Commence Project: High-level executive sponsorship and continued oversight is an essential success factor for the project. The planner should understand the executive’s purpose and goals for the project as well as the requirements
for reporting back on project status. A formal project charter may be useful in efficient project completion.
Convene Project Team: Form a multi-disciplinary planning team that includes physicians, nurses, information services, information security, hospital operations, contingency planning, clinical equipment, and supply chain specialists. Complete Risk Assessment:
Ultimately the Clinical Continuity plan should address all the institution’s priority risks. For now, the focus will be on cyber attack risks. Attacks can:
- Cut network and communications access.
- Cause the institution to shut down access to the Internet and network in order to:
- Mitigate further damage.
- Prevent data exfiltration.
- Damage or prevent connected medical equipment/devices from transferring data and therefore interfere with data storage and documentation. This includes wearable/implantable devices.
- Affect data confidentiality, integrity, and/or availability.
Complete the Clinical Impact Analysis: The main purpose of the
Clinical Impact Analysis is to identify the most important clinical functions that are heavily dependent on connected medical devices that would be disrupted by a loss of network or a direct attack on the equipment in a cyber-attack.
Typically, the critical clinical functions would include: Radiology/Imaging, Laboratory, Cardiology, Clinical Equipment, Intensive Care, Nuclear Medicine, Neurology, et cetera.
The list of critical clinical functions will vary
by institution, so the main purpose of the clinical impact analysis is to determine the prioritized list of critical functions for that particular institution. Prioritization can be based on an assessment of what loss of that function would have on

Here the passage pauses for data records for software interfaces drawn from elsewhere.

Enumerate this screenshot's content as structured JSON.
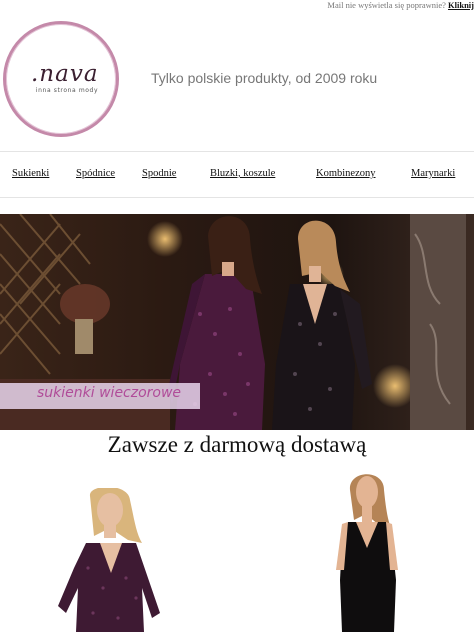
{
  "header": {
    "notice_text": "Mail nie wyświetla się poprawnie?",
    "notice_link": "Kliknij",
    "logo_word": ".nava",
    "logo_tagline": "inna strona mody",
    "tagline": "Tylko polskie produkty, od 2009 roku"
  },
  "nav": {
    "items": [
      {
        "label": "Sukienki"
      },
      {
        "label": "Spódnice"
      },
      {
        "label": "Spodnie"
      },
      {
        "label": "Bluzki, koszule"
      },
      {
        "label": "Kombinezony"
      },
      {
        "label": "Marynarki"
      }
    ]
  },
  "banner": {
    "label": "sukienki wieczorowe"
  },
  "main": {
    "headline": "Zawsze z darmową dostawą"
  },
  "colors": {
    "brand_ring": "#c489a9",
    "banner_label_text": "#b04c99",
    "banner_label_bg": "#e8d5ec"
  }
}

the ability to continue to provide clinical healthcare services. Each of the critical functions (or departments) identified through the Clinical Impact Analysis will need to develop a Clinical Continuity Plan for their function or department.
With the guidance and assistance of the planning team, the department will continue the impact analysis by identifying and listing the networked equipment/devices that each function uses. Equipment should be listed in priority order based on criticality,

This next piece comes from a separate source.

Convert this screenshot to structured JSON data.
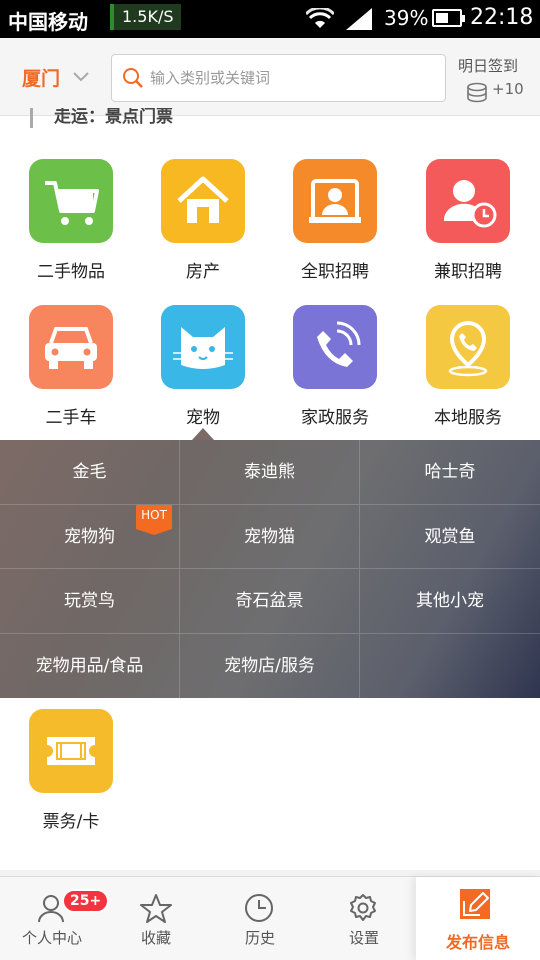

vulnerability, availability of manual backup processes for data transfer and storage, or other criteria set by the planning team. A risk assessment for each piece of critical equipment should be completed. This risk assessment could consider e.g.,
the age of the equipment, compliance with FDA standards for cyber security, availability of manual processes for data communication and storage, etc.
External Healthcare Service Contractors/Other External Dependencies: The Clinical Impact Analysis must include any external contractors that provide a critical service (e.g. radiology interpretation).
Disaster Recovery Tier List: Information Technology Services maintains a tier list of software and applications used at UTMB. They use this list to prioritize recovery efforts (e.g., Epic EMR will be brought back online before most other software). Some software/applications will have a higher time/resource cost to bring back online than e.g., cloud-based services managed by the vendor.
- Ensure Information Technology Services and Information Security departments know what applications you are using. They can't help you diagnose or fix a problem if they don't know what software you are using. If they don't know about your application, it won't be on their Tier List, therefore you'll be waiting weeks at the back of the line in terms of restoration.
- Know the disaster recovery tier of the software you use. There may be a discrepancy between how important you think the software is and what ITS deems it. Don't be caught thinking your applications will be restored earlier than they actually are.